Sometimes additional bottle feeds are given because of a worry about milk supply. This is usually counterproductive because it will reduce the amount of milk-sucking stimulus and so will in fact reduce the supply.
Quite commonly a baby may effortlessly regurgitate what seems to be alarming amounts of milk. This will not hamper growth and usually stops by about 9 months. If it is a concern, a small quantity of instant thickener cornstarch, such as Karicare, given before and during feeding, will usually stop it.
Babies that do have feeding difficulties, or are not thriving, should be carefully examined.
One problem that needs prompt attention is mastitis in the mother. It is most likely during the first month of feeding. It usually starts as a hot, tender swollen area of the breast produced by a milk sac becoming too full and bursting. The milk overflow into breast tissue causes inflammation, sometimes called “non-infective” mastitis.
The overflow often results from the faulty positioning of the baby on the breast, causing poor drainage of some areas. It is important that the baby continues to feed to drain the area. Pressure on the breast blocking a milk duct, from baby or bra, can also cause milk build-up.
Should the breast remain engorged with milk it provides a medium for the growth of bacteria such as Staphylococcus aureus (golden staph). If these infect the mother she will feel unwell with flu-like fever and aches (mastitis proper). In most cases these bacteria are resistant to penicillin. Treatment involves taking a broad-spectrum antibiotic such as flucloxacillin for 10 days.

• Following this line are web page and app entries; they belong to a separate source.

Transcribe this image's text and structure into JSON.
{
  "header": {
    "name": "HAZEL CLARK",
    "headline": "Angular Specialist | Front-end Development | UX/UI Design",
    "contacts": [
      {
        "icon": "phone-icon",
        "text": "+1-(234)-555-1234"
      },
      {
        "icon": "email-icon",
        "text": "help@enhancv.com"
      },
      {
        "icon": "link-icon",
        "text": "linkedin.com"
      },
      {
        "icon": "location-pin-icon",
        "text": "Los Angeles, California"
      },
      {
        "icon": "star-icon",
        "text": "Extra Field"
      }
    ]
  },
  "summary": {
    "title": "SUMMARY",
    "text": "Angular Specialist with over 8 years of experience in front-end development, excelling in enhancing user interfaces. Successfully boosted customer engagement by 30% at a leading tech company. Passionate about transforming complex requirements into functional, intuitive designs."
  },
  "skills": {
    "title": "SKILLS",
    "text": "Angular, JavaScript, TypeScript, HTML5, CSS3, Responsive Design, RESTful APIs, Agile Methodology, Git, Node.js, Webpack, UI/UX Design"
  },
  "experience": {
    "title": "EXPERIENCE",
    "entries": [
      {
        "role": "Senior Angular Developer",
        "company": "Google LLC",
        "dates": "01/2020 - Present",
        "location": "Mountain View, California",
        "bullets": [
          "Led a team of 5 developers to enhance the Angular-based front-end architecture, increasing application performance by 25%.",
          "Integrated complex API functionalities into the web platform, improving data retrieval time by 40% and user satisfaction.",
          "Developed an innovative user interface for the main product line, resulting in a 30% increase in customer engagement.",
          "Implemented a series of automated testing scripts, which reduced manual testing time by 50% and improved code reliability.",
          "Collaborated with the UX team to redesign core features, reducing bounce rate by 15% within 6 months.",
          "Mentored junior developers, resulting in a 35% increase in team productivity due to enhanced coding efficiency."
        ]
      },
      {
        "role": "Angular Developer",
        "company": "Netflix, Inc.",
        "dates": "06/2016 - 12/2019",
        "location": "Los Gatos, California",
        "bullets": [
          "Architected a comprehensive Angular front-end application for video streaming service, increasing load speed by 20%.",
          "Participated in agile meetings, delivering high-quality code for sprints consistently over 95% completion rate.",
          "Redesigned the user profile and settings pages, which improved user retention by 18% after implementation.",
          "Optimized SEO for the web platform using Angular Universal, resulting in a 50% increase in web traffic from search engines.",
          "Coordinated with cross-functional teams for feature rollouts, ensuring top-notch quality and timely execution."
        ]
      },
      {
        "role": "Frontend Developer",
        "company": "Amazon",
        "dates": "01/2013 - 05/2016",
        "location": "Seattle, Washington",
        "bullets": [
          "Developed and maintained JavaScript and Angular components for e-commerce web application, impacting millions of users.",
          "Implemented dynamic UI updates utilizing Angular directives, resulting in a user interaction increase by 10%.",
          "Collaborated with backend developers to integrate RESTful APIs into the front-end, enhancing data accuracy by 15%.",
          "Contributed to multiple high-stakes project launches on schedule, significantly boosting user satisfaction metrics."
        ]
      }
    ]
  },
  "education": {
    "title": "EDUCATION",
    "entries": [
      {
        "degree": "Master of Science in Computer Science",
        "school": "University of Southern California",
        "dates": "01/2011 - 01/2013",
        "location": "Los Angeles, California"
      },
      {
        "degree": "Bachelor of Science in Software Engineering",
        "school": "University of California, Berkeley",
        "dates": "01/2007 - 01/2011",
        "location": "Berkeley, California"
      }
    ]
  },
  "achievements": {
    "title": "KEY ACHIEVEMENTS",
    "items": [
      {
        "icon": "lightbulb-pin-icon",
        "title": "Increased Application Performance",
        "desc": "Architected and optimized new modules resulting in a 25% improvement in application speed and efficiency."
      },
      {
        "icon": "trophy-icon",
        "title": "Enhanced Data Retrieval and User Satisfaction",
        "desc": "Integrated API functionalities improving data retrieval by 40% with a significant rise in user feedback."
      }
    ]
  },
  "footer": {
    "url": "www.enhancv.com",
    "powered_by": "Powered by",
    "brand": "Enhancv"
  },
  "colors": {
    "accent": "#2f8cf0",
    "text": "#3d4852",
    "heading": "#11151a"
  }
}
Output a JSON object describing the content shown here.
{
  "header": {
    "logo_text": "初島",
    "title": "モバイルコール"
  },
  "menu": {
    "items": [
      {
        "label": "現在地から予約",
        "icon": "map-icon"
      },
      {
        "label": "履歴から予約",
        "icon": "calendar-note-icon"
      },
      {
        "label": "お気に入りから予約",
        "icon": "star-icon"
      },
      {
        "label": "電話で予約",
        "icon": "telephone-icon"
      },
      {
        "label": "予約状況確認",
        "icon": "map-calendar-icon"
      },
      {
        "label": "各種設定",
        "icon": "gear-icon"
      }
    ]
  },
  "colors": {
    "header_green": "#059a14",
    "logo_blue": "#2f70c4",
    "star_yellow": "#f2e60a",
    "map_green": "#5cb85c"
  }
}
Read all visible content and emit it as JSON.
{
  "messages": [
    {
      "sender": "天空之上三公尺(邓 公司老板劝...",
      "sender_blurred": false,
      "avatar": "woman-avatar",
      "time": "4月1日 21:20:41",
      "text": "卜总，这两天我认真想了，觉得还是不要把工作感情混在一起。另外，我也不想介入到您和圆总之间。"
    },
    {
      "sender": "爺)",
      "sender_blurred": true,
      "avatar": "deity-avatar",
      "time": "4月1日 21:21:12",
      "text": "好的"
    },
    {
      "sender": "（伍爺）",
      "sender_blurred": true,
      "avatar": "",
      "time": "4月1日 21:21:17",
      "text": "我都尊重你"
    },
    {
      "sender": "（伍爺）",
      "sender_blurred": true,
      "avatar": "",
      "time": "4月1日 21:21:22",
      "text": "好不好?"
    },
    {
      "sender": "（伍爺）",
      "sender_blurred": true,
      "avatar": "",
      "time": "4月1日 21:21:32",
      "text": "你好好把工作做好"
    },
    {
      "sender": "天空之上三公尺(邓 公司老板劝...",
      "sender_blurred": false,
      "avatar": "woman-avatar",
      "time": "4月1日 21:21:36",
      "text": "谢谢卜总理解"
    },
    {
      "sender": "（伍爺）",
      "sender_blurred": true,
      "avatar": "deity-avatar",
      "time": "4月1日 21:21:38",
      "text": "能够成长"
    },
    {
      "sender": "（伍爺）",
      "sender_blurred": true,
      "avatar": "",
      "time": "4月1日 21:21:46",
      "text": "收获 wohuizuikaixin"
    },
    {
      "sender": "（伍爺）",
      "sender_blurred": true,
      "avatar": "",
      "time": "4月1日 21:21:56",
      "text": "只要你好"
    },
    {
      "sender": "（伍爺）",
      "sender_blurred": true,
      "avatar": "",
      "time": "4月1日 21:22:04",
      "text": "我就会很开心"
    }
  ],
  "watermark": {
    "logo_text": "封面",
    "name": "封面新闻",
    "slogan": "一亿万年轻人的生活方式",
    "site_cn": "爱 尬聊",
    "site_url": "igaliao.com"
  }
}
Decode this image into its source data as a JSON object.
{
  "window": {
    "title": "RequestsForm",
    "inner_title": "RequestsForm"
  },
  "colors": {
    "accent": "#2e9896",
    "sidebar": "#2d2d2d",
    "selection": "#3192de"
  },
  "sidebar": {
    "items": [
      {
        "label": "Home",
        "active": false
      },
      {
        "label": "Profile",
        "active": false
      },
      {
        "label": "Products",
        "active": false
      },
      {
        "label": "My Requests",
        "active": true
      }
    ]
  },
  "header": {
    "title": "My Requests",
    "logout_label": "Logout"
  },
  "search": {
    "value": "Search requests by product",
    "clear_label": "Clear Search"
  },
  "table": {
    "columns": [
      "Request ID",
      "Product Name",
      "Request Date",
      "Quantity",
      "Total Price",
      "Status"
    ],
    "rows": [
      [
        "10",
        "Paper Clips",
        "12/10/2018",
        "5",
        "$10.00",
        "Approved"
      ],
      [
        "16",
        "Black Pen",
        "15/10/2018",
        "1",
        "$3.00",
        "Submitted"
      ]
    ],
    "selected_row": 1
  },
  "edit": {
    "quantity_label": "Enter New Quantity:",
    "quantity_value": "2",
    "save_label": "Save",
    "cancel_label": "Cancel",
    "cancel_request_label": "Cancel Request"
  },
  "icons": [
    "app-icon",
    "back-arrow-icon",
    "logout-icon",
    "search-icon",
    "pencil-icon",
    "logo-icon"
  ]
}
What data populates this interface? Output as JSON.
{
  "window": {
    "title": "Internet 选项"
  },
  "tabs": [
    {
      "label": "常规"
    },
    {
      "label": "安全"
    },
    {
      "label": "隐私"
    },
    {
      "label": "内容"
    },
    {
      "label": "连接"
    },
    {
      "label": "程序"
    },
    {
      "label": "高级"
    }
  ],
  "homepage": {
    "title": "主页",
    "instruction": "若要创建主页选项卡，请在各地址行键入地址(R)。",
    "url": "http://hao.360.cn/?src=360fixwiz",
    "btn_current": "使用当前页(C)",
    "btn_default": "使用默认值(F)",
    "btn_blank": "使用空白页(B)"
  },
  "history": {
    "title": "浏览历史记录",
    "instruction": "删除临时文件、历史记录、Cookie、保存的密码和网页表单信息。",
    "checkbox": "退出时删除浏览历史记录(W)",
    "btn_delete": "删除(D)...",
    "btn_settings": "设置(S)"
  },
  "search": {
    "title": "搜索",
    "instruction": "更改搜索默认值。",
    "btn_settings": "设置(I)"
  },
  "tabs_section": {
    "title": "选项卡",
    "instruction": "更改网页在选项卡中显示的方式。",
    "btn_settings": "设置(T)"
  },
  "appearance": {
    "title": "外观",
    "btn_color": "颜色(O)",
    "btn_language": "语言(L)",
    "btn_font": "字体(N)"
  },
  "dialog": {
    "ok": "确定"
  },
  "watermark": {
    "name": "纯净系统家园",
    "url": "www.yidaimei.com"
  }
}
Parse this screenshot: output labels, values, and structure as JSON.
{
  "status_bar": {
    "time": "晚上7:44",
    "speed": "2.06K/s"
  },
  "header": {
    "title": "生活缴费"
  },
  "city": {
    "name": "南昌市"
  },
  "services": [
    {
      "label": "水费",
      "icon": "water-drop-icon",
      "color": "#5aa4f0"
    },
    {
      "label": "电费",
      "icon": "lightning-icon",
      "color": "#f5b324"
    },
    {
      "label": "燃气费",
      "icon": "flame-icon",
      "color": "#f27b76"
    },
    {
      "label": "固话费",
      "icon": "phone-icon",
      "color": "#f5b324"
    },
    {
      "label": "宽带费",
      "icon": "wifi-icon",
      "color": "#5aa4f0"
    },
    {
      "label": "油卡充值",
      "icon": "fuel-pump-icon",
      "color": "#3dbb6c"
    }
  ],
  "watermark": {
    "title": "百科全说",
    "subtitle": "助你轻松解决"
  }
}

It is important that breastfeeding is continued during this time. The inflammation can be reduced by taking aspirin.
A breastfeeding mother runs little risk of giving her baby an infection. Most dangers occur to the fetus during pregnancy. However, mothers who are HIV-positive should bottle-feed to minimize the risk of transmitting the virus.
Advantages of breastfeeding
Breastfeeding has many advantages:
- milk already fully prepared;
- allergic reactions rare;
- may produce higher intelligence;
- may produce higher visual acuity;
- lowers the risk of insulin-dependent diabetes;
- lowers the risk of coeliac disease;
- lowers the risk of sudden infant death;
- lowers the risk of childhood lymphoma;
- lowers the risk of constipation;
- lowers the risk of gastrointestinal illness;
- lowers the risk of respiratory illness.
Advantages for the mother:
- prepared and available;
- lowers the risk of premenopausal breast cancer and ovarian cancer.